_Exercise description_. Your task is to write out all of the records once more, exactly.

_Items from an interface collection_.
☆ ☆ ☆ ☆ ☆

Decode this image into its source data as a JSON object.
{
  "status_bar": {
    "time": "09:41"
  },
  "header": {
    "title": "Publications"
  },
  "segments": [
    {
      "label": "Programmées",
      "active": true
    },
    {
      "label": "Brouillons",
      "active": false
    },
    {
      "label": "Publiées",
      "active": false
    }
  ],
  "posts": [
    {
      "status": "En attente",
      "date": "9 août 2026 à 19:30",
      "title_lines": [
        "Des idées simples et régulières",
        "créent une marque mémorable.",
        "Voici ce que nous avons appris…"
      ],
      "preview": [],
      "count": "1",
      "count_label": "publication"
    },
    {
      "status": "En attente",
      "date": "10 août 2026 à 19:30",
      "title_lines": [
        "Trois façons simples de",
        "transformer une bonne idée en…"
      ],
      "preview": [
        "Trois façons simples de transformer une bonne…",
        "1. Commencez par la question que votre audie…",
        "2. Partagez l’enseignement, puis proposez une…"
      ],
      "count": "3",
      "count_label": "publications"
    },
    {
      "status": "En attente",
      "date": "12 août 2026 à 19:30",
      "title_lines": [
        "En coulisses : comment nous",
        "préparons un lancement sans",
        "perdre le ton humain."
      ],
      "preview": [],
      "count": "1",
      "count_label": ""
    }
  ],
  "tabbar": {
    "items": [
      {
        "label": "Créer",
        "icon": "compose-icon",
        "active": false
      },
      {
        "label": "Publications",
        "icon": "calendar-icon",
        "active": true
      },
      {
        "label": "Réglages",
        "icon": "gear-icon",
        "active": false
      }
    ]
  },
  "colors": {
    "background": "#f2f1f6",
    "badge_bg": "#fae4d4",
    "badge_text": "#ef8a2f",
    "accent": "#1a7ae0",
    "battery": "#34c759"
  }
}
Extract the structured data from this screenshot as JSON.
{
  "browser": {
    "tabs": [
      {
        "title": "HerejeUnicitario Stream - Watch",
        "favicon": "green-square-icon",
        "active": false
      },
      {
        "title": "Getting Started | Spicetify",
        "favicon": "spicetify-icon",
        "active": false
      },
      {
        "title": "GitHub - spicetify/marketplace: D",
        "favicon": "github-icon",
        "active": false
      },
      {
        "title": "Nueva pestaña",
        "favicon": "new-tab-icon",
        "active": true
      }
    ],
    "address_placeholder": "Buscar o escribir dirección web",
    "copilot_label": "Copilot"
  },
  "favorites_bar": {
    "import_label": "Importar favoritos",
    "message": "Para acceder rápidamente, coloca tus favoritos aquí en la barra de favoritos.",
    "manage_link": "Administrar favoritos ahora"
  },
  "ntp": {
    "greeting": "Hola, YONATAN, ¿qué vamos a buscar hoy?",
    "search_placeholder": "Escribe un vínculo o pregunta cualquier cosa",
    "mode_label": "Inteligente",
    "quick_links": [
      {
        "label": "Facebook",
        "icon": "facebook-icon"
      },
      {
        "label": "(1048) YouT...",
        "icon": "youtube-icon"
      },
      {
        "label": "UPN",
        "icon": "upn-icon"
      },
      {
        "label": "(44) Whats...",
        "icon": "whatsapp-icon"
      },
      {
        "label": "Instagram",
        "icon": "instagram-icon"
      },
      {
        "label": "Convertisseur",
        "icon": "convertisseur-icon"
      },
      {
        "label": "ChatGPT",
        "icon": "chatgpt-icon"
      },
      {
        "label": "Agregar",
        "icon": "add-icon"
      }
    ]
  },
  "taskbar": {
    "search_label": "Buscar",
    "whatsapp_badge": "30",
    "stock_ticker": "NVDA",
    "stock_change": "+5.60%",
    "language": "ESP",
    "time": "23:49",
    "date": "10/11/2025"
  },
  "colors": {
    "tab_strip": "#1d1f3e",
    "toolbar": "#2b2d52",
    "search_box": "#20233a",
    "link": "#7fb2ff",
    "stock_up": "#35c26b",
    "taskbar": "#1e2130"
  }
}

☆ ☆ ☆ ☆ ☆

_Answer below_.
Decode this image into its source data as a JSON object.
{
  "status_bar": {
    "time": "09:41"
  },
  "header": {
    "title": "Publications"
  },
  "segments": [
    {
      "label": "Programmées",
      "active": true
    },
    {
      "label": "Brouillons",
      "active": false
    },
    {
      "label": "Publiées",
      "active": false
    }
  ],
  "posts": [
    {
      "status": "En attente",
      "date": "9 août 2026 à 19:30",
      "title_lines": [
        "Des idées simples et régulières",
        "créent une marque mémorable.",
        "Voici ce que nous avons appris…"
      ],
      "preview": [],
      "count": "1",
      "count_label": "publication"
    },
    {
      "status": "En attente",
      "date": "10 août 2026 à 19:30",
      "title_lines": [
        "Trois façons simples de",
        "transformer une bonne idée en…"
      ],
      "preview": [
        "Trois façons simples de transformer une bonne…",
        "1. Commencez par la question que votre audie…",
        "2. Partagez l’enseignement, puis proposez une…"
      ],
      "count": "3",
      "count_label": "publications"
    },
    {
      "status": "En attente",
      "date": "12 août 2026 à 19:30",
      "title_lines": [
        "En coulisses : comment nous",
        "préparons un lancement sans",
        "perdre le ton humain."
      ],
      "preview": [],
      "count": "1",
      "count_label": ""
    }
  ],
  "tabbar": {
    "items": [
      {
        "label": "Créer",
        "icon": "compose-icon",
        "active": false
      },
      {
        "label": "Publications",
        "icon": "calendar-icon",
        "active": true
      },
      {
        "label": "Réglages",
        "icon": "gear-icon",
        "active": false
      }
    ]
  },
  "colors": {
    "background": "#f2f1f6",
    "badge_bg": "#fae4d4",
    "badge_text": "#ef8a2f",
    "accent": "#1a7ae0",
    "battery": "#34c759"
  }
}
Extract the structured data from this screenshot as JSON.
{
  "browser": {
    "tabs": [
      {
        "title": "HerejeUnicitario Stream - Watch",
        "favicon": "green-square-icon",
        "active": false
      },
      {
        "title": "Getting Started | Spicetify",
        "favicon": "spicetify-icon",
        "active": false
      },
      {
        "title": "GitHub - spicetify/marketplace: D",
        "favicon": "github-icon",
        "active": false
      },
      {
        "title": "Nueva pestaña",
        "favicon": "new-tab-icon",
        "active": true
      }
    ],
    "address_placeholder": "Buscar o escribir dirección web",
    "copilot_label": "Copilot"
  },
  "favorites_bar": {
    "import_label": "Importar favoritos",
    "message": "Para acceder rápidamente, coloca tus favoritos aquí en la barra de favoritos.",
    "manage_link": "Administrar favoritos ahora"
  },
  "ntp": {
    "greeting": "Hola, YONATAN, ¿qué vamos a buscar hoy?",
    "search_placeholder": "Escribe un vínculo o pregunta cualquier cosa",
    "mode_label": "Inteligente",
    "quick_links": [
      {
        "label": "Facebook",
        "icon": "facebook-icon"
      },
      {
        "label": "(1048) YouT...",
        "icon": "youtube-icon"
      },
      {
        "label": "UPN",
        "icon": "upn-icon"
      },
      {
        "label": "(44) Whats...",
        "icon": "whatsapp-icon"
      },
      {
        "label": "Instagram",
        "icon": "instagram-icon"
      },
      {
        "label": "Convertisseur",
        "icon": "convertisseur-icon"
      },
      {
        "label": "ChatGPT",
        "icon": "chatgpt-icon"
      },
      {
        "label": "Agregar",
        "icon": "add-icon"
      }
    ]
  },
  "taskbar": {
    "search_label": "Buscar",
    "whatsapp_badge": "30",
    "stock_ticker": "NVDA",
    "stock_change": "+5.60%",
    "language": "ESP",
    "time": "23:49",
    "date": "10/11/2025"
  },
  "colors": {
    "tab_strip": "#1d1f3e",
    "toolbar": "#2b2d52",
    "search_box": "#20233a",
    "link": "#7fb2ff",
    "stock_up": "#35c26b",
    "taskbar": "#1e2130"
  }
}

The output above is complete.